Any photographic film that is printed as a positive, no matter how old, can be put into any projector that is fitted with a Birch-Field “iriscope,” can then be projected on a screen to show the scene’s original tints, somewhat faint but true. Though few except Birch-Field had suspected it, the colors had been registered in the structure of the film since its first exposure. The iriscope is a simple transparent disk that fits over the projector’s lens and is dyed with the colors of the spectrum in concentric circles from blue on the inside to red on the rim.
Technology: Management by Computer (Dec. 21, 1962):
In the midst of a corporate board meeting, the chief executive officer flips a switch, and instantly a screen overhead lights up with the company’s profit-and-loss statement, tallied up to the minute. Another flip of the switch, and the screen glows with a graph disclosing just what progress the company has made up to the moment on Contract X.
This Brave New World technology is now a possibility in a score of major U.S. corporations, which are deep in a new phase of computer technology known as management information systems. The goal of these systems: to give a manager instant reports on the latest developments in every phase of his business.
The Press: Death of a Master Machinist (Dec. 21, 1970):

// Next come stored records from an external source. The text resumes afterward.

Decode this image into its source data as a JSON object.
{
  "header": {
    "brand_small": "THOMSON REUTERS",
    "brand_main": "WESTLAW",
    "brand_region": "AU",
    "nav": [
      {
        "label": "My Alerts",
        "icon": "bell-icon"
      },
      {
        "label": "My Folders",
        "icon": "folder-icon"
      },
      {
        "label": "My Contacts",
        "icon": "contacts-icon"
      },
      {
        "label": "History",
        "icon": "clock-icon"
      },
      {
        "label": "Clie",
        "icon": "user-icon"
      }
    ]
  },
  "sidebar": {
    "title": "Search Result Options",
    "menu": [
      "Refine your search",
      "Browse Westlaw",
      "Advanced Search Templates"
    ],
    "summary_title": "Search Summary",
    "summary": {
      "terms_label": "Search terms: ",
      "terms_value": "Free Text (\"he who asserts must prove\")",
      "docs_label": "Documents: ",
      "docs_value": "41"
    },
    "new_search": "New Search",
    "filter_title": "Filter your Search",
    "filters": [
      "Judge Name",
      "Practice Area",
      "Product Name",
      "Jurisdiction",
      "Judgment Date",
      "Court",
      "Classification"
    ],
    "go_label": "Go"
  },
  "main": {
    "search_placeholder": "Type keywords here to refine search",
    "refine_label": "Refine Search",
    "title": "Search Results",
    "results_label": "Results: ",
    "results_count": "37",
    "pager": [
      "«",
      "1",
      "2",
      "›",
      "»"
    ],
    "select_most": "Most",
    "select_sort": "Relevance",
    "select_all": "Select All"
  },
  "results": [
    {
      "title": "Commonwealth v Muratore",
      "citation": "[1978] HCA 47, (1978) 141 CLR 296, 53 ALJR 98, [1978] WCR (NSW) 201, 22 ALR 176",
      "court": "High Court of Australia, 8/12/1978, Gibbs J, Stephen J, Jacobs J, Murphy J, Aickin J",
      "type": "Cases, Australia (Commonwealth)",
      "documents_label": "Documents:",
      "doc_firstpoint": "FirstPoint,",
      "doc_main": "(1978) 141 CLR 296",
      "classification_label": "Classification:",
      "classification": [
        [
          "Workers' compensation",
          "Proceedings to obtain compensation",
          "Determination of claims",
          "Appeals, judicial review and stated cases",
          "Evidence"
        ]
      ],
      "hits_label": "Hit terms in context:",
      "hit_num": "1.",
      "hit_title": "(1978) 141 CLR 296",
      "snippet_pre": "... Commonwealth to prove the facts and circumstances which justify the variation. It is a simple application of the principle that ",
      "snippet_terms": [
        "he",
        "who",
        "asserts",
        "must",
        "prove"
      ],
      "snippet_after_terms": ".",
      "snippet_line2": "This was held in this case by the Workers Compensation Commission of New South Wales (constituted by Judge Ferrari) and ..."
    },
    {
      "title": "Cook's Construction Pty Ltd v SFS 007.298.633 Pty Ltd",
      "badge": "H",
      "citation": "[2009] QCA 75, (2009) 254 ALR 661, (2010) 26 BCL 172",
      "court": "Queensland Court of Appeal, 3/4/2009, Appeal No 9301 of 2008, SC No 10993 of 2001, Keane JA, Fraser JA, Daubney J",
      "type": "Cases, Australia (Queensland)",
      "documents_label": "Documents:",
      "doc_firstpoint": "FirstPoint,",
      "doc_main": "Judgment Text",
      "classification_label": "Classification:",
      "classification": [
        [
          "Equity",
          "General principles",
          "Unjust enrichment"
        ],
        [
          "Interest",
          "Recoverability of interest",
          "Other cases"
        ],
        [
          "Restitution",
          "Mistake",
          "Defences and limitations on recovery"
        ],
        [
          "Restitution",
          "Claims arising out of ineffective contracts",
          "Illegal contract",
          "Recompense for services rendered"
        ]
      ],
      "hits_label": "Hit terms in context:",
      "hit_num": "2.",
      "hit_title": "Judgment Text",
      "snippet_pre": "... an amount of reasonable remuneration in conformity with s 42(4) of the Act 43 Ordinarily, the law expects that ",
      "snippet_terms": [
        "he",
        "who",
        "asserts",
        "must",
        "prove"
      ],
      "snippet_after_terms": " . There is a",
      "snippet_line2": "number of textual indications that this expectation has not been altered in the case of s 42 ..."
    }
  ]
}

Cartoonist Goldberg achieved fame for a series of wildly complicated inventions that today can be seen as a prediction of the world’s foundering in technology. Goldberg’s contraptions used owls and trumpets to nominate people for political office, pistols and crows to feed an infant and rock its cradle. There was even a Hitler-kicking machine that gave the Führer his comeuppance via a cat, a mouse and a stripteaser. Goldberg constructed chains of causality that could be as illogical as life itself.
Technology: In Case You Tuned In Late (Dec. 21, 1987):
Steven Minskoff, 28, a Manhattan real estate executive and a card-carrying member of the TV generation, thought he had seen and heard it all, from Moonlighting on a 35-in. screen to MTV in surround-sound stereo. Then he saw a store demonstration of Panasonic’s new “picture in picture” VCR system, which lets viewers watch two or more programs on the same TV screen. As a salesman tapped on a remote control, new stations began appearing, one at a time, until the screen was filled with nine equal-size panels, each showing a different channel. “My mouth dropped,” says Minskoff. “It totally blew me away.”
Look, Ma, No Cable! (Dec. 21, 1992):
The new system, developed by a New Jersey firm called CellularVision, has been operating in Brooklyn since July. It uses microwave signals of such high frequency that they can bounce off buildings and still be received by a window-mounted antenna no bigger than a magazine. The system, which could be available throughout New York City and in other major TV markets by mid-1994, can deliver as many channels as cable TV without the expense of having to wire up each individual home — a prospect that could threaten the virtual monopoly that many cable companies currently enjoy.
Let’s Go to the Tape (Dec. 21, 1998):
When three blatant officiating blunders led to losses for the Seattle Seahawks, Buffalo Bills and Pittsburgh Steelers in recent weeks, the whole playoff picture was torn from its frame. The NFL politburo announced that instant replay, in use from 1986 to 1991, may be revived for the playoffs.
Her Way and Mine (Dec. 21, 1998):
For the home user, there are basically two ways to buy a computer: my way and my mom’s way. Since this is my column, I’ll tell you my way first. As the tech columnist for the nation’s pre-eminent newsweekly, I naturally need the biggest, fastest, scariest computer in the land. And since my company is buying, damn the expense. I require video and 3-D cards to run the coolest games…er, spreadsheets; at least 96 megabytes of RAM so I can keep half a dozen programs open at once; a 17-in. monitor so I can see it all and a 10-gigabyte hard drive to store it. Also, stereo speakers with a subwoofer that rumbles like the voice of God, just to annoy my cats.